It has been an unusual year at Smith Mountain Lake State Park in Huddleston. The pandemic required several adjustments in how the park operates.
“In March we were preparing for a busy season at Smith Mountain Lake State Park. The campground opens, staff are being hired, and people are starting to fill the cabins,” said Brian Heft, park manager. “Then COVID-19 hit, and no one knew what impact it would have on the operations of state parks or the public’s need for services.”
Instead of hiring, Heft said he had to furlough many current employees with no new hires for the summer. He also had to cancel cabin reservations and keep the campground closed.
“The outlook for the future was bleak,” he said.
The park had to cancel interpretive programs, as well as the annual Osprey 10K/5K Run/Walk, two of the Winter Lecture Series programs and scheduled fishing tournaments. The park also had to cancel the summer Music in the Park Series and all boat tours.
The park was open for day use of the trails and the boat ramp, Heft said; however, bathrooms and the playgrounds were closed.
Park staff had to figure out how to reopen the park safely while following CDC and state guidelines. “People need a place to recreate, and they recognize that the park is a good place to visit,” Heft said.
The state began developing best practices for bathroom and cabin cleaning, use of masks and safe distancing. They wanted to open the park so people could get out of the house and recreate safely.
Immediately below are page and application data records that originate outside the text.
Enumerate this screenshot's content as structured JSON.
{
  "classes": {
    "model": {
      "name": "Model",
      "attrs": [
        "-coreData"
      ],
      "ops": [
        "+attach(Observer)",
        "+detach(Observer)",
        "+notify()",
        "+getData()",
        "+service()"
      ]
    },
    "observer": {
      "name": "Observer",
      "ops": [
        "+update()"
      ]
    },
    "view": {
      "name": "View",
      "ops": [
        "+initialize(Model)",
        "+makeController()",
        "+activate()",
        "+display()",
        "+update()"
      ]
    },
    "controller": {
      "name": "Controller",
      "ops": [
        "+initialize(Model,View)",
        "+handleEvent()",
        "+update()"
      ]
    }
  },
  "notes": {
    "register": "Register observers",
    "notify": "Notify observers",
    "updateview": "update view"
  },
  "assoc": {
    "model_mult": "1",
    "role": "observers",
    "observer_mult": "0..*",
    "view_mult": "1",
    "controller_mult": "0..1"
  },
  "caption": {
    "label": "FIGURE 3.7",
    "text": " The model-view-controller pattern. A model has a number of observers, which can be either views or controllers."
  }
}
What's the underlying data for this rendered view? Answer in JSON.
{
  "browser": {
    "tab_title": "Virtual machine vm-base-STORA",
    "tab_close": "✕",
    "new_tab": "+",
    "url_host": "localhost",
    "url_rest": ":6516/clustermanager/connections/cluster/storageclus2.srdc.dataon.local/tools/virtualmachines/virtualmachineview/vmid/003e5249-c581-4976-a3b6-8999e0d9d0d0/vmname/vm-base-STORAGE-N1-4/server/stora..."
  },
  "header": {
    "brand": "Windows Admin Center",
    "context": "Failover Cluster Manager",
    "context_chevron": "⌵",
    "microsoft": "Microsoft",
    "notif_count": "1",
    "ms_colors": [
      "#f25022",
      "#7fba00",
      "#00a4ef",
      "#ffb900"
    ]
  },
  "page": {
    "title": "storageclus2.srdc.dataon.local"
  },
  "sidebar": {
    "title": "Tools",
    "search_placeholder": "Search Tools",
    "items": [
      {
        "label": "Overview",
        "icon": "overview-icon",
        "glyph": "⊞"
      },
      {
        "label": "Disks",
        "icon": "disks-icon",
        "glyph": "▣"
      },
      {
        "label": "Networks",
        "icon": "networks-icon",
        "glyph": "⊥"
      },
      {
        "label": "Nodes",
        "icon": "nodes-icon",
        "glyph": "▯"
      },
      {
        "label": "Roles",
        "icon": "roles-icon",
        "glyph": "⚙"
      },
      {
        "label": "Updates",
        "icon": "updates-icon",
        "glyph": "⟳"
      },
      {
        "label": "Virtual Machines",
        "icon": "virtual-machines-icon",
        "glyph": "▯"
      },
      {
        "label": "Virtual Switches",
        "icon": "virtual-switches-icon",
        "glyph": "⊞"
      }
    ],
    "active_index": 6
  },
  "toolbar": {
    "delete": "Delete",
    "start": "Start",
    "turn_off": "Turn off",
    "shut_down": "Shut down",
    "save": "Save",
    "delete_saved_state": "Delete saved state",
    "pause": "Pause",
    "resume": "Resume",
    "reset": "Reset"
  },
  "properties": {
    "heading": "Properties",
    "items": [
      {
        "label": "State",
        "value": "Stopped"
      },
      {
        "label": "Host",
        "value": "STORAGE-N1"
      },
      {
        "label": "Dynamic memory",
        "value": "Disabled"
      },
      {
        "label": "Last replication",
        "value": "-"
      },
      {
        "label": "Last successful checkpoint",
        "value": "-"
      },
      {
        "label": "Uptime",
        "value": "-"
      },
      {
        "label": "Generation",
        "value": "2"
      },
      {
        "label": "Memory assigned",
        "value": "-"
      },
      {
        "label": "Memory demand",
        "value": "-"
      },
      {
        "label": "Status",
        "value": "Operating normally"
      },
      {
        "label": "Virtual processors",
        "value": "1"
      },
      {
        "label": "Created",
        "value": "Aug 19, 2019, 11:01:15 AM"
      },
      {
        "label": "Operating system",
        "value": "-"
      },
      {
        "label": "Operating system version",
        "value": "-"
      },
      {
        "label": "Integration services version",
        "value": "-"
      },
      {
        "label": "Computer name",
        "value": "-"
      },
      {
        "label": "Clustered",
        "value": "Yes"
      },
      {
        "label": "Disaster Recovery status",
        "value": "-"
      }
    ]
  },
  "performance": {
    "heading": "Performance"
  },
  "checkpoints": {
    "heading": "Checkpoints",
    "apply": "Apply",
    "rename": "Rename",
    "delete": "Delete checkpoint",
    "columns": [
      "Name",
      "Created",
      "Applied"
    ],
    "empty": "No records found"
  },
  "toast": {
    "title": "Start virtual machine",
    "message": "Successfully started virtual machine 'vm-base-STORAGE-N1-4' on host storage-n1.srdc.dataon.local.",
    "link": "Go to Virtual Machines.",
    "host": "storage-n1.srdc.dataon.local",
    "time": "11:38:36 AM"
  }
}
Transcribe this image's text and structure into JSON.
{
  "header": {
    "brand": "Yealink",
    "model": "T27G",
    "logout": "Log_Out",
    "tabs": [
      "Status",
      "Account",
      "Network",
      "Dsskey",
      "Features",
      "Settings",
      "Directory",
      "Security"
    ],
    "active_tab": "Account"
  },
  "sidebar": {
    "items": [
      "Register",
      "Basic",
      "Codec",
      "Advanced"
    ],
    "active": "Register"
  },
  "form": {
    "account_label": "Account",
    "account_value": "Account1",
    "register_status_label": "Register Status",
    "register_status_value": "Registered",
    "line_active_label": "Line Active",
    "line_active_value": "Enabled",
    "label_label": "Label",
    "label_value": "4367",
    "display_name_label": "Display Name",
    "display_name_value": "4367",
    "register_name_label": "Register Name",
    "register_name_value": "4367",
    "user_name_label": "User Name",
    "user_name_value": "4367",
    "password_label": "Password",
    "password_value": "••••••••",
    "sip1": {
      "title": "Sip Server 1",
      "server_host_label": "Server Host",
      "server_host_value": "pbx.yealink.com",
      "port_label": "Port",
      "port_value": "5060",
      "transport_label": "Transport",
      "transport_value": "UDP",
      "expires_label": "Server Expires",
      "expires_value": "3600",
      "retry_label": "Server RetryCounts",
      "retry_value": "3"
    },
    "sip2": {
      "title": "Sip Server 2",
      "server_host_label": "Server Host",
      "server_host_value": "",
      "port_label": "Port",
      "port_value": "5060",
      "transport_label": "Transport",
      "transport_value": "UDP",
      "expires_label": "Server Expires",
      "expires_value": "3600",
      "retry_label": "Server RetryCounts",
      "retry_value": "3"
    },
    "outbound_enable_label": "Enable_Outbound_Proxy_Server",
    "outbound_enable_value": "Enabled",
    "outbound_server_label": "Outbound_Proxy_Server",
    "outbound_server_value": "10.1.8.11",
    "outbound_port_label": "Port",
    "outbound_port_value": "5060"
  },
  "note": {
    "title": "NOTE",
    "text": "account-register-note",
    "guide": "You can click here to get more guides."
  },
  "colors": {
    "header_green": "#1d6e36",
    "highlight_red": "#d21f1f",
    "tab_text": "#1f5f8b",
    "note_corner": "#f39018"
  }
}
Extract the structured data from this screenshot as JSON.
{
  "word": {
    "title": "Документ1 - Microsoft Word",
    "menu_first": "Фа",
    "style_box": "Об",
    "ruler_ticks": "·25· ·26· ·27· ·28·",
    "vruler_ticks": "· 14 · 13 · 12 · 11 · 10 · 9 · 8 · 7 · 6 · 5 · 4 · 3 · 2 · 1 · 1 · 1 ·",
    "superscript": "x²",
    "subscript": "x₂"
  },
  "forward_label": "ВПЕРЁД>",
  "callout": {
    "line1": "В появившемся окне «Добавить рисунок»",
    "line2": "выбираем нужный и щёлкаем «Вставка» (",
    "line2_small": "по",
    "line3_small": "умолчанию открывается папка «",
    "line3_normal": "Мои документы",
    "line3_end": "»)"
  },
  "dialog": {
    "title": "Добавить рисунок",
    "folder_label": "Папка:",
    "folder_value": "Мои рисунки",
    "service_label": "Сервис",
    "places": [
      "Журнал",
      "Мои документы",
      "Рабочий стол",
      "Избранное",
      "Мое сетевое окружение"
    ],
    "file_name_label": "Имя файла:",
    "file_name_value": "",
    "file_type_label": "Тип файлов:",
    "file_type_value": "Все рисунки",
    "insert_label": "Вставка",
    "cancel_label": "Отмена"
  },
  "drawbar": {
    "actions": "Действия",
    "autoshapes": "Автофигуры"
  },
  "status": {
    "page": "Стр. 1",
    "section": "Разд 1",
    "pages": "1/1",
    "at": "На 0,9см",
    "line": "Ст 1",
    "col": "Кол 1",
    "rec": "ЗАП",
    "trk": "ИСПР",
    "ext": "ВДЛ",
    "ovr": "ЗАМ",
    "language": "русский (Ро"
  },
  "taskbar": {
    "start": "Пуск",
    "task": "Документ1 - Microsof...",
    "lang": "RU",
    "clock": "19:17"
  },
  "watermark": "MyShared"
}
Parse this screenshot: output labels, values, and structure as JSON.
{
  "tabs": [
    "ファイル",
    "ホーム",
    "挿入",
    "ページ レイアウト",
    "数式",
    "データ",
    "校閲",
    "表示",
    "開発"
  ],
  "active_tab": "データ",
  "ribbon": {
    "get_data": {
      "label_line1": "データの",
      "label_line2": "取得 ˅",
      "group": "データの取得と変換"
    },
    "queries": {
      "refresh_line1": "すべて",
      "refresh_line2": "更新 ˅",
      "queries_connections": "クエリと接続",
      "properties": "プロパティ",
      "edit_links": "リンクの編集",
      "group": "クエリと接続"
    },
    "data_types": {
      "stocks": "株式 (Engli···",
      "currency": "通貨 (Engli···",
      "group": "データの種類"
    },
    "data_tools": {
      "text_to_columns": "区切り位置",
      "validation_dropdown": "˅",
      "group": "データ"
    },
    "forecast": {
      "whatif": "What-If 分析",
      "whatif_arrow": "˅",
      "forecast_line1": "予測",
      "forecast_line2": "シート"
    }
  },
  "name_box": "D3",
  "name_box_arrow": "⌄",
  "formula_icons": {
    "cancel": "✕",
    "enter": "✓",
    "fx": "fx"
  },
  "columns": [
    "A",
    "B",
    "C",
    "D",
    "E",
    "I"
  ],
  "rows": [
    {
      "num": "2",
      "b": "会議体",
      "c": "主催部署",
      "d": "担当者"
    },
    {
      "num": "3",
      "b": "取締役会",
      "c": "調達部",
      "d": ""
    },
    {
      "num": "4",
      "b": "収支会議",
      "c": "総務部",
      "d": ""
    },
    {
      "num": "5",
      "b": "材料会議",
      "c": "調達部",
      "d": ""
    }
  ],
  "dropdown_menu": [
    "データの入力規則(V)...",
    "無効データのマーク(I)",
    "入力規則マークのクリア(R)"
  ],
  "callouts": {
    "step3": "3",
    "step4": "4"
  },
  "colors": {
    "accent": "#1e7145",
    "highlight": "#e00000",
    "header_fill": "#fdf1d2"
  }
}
The campground opened May 21, the cabins reopened on June 11 and the beach reopened June 12 with all new procedures in place.
Cabin renters must now bring their own linens, and the mattresses were covered with plastic to be easily cleaned. All hard surfaces are sanitized, and there is a rest day between rentals.
Bathrooms are frequently sanitized, and masks are required when entering the Visitor or Discovery Centers, Heft said.
“A big challenge was in managing the beach. It had to operate at a reduced level because of social distancing. The swimming platform was removed, and the snack bar at the beach had a reduced menu,” Heft said.
Because many community swimming pools were closed for the summer, the beach was a popular spot. On several occasions, the beach had to be closed to additional visitors because it had reached a safe capacity, Heft said. When that happened, visitors would find grassy knolls to spread out and have a picnic.
The park remains busy, Heft said, with hikers, bikers, kayakers and boaters.
“Melissa Baker, director of Virginia State Parks, at a recent managers meeting said, ‘Weekdays have been more like weekends, and weekends have been more like holidays,’ ” Heft said.
Jet Lawler, the park’s interpreter, has found ways to offer programs to families and small groups staying at the park. When she has a fireside program, she has a member of the Friends of Smith Mountain Lake State Park help her maintain the proper safe distancing for compliance.
“This summer of COVID-19 has many positives that I can take away,” Heft said.
The park has served as a place to recreate since people cannot continually shelter in place. Heft also noted that people are finding ways to operate safely within COVID-19 guidelines, including keeping a proper distance while in line. Overall, Heft said he is proud and pleased with his reduced staff, who are under a lot of stress, but still get the job done.